                project field (see aeuconf(5) for more information).  If that does not exist,
                when the user is only working on changes within a single project, the project
                name defaults to that project.  Otherwise, it is an error.

                This option may be used to cause listings to produce the bare minimum of
                information.  It is usually useful for shell scripts.

                This option may be used to cause aegis to produce more output.  By default aegis
                only produces output on errors.  When used with the -List option this option
                causes column headings to be added.

        -Wait   This option may be used to require Aegis commands to wait for access locks, if
                they cannot be obtained immediately.  Defaults to the user's lock_wait_preference
                if not specified, see aeuconf(5) for more information.

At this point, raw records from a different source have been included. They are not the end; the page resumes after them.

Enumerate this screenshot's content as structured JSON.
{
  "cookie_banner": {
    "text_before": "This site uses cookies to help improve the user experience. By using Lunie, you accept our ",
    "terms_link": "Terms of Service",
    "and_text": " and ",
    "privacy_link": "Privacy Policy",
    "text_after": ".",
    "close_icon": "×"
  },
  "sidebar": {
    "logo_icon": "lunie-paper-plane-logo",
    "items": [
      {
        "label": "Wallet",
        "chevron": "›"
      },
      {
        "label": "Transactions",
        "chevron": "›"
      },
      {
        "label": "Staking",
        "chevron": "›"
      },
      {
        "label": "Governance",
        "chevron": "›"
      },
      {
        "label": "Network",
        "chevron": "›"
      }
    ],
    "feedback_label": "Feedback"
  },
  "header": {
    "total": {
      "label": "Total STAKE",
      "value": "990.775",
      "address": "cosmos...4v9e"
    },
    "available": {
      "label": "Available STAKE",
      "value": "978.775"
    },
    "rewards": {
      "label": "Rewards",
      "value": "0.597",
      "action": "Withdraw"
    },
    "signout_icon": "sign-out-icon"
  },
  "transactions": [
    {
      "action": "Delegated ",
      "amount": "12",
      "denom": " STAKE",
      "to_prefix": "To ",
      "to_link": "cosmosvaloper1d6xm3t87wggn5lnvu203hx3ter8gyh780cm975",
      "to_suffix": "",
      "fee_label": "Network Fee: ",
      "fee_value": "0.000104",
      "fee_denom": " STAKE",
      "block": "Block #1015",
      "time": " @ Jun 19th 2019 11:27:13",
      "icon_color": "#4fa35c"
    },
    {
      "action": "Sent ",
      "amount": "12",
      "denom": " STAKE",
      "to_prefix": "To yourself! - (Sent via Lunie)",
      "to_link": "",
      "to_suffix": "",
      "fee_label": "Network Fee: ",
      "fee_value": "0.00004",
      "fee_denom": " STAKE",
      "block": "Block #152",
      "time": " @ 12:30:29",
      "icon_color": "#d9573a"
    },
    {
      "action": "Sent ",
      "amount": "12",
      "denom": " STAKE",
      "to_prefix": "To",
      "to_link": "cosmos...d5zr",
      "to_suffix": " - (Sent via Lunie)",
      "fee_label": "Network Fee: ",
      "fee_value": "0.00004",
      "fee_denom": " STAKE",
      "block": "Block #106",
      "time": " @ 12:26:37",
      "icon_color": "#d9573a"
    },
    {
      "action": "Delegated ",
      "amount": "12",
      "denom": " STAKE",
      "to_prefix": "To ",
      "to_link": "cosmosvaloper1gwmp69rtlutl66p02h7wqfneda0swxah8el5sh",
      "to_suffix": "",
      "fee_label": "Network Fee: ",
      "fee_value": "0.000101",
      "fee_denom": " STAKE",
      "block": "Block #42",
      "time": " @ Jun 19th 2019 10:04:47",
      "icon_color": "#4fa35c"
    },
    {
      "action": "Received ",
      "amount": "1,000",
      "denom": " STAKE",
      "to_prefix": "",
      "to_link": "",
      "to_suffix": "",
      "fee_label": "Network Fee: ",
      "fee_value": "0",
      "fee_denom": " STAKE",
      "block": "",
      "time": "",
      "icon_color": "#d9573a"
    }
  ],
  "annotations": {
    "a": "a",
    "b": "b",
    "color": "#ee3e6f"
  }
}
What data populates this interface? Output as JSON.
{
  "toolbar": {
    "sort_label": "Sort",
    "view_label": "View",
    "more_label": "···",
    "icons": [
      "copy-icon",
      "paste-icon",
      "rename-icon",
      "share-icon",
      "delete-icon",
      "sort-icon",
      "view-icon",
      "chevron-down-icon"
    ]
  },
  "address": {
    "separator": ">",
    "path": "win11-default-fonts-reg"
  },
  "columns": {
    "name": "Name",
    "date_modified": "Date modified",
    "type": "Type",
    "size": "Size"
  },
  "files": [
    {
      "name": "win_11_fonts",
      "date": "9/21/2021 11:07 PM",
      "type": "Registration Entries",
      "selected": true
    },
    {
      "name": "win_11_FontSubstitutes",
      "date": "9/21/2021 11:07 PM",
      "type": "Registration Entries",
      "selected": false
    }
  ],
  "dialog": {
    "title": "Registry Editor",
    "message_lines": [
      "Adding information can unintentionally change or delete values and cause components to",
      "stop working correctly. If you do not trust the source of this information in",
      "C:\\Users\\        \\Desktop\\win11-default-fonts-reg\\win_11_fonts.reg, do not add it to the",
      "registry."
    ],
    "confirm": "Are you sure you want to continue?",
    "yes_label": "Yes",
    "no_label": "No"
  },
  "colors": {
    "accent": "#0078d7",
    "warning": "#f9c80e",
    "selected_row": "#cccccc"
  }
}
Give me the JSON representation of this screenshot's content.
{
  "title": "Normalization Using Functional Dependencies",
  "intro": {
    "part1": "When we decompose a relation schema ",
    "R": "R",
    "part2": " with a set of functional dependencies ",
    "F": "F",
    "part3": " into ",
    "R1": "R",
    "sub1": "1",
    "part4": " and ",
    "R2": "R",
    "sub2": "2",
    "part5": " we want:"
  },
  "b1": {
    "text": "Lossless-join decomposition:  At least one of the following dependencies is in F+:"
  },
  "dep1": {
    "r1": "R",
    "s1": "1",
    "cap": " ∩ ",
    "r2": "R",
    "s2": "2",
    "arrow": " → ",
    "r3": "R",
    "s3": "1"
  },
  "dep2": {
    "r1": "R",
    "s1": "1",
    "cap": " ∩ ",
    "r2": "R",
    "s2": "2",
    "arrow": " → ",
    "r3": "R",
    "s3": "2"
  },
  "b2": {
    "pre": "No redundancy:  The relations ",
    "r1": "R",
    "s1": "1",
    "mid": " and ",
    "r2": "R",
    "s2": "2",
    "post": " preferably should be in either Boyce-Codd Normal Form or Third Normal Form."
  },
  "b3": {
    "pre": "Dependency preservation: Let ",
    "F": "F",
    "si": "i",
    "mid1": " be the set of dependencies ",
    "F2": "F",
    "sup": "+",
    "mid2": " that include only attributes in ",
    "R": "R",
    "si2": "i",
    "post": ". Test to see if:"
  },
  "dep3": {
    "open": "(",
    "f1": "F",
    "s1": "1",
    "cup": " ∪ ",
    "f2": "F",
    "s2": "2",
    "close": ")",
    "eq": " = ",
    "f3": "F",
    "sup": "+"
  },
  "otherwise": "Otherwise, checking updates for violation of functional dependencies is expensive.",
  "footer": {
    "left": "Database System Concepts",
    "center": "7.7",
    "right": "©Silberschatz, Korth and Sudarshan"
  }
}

                This option may be used to require Aegis commands to emit a fatal error if access
                locks cannot be obtained immediately.  Defaults to the user's
                lock_wait_preference if not specified, see aeuconf(5) for more information.

                This option may be used to request that deleted files be replaced by a “whiteout”
                file in the development directory.  The idea is that compiling such a file will
                result in a fatal error, in order that all references may be found.  This is
                usually the default.

                This option may be used to request that no “whiteout” file be placed in the
                development directory.

        See also aegis(1) for options common to all aegis commands.

        All options may be abbreviated; the abbreviation is documented as the upper case letters,
        all lower case letters and underscores (_) are optional.  You must use consecutive
        sequences of optional letters.

        All options are case insensitive, you may type them in upper case or lower case or a
        combination of both, case is not important.

        For example: the arguments "-project, "-PROJ" and "-p" are all interpreted to mean the
        -Project option.  The argument "-prj" will not be understood, because consecutive
        optional characters were not supplied.

        Options and other command line arguments may be mixed arbitrarily on the command line,
        after the function selectors.

        The GNU long option names are understood.  Since all option names for aegis are long,
        this means ignoring the extra leading '-'.  The "--option=value" convention is also


        The recommended alias for this command is
        csh%    alias aemv 'aegis -mv \!* -v'
        sh$     aemv(){aegis -mv "$@" -v}


        It is an error if the change is not in the being developed state.
        It is an error if the change is not assigned to the current user.
        It is an error if either file is already in the change.


        The aegis command will exit with a status of 1 on any error.  The aegis command will only
        exit with a status of 0 if there are no errors.


        See aegis(1) for a list of environment variables which may affect this command.  See
        aepconf(5) for the project configuration file's project_specific field for how to set
        environment variables for all commands executed by Aegis.


        aecp(1) copy files into a change

        aedb(1) begin development of a change

                undo the rename files as part of a change

        aenf(1) add files to be created by a change

                remove files to be created by a change

        aerm(1) add files to be deleted by a change

                remove files to be deleted by a change

                user configuration file format


        aegis version 4.24.3.D001
        Copyright (C) 1991, 1992, 1993, 1994, 1995, 1996, 1997, 1998, 1999, 2000, 2001, 2002,
        2003, 2004, 2005, 2006, 2007, 2008, 2009, 2010 Peter Miller

        The aegis program comes with ABSOLUTELY NO WARRANTY; for details use the 'aegis -VERSion
        License' command.  This is free software and you are welcome to redistribute it under
        certain conditions; for details use the 'aegis -VERSion License' command.


        Peter Miller   E-Mail:
        /\/\*             WWW: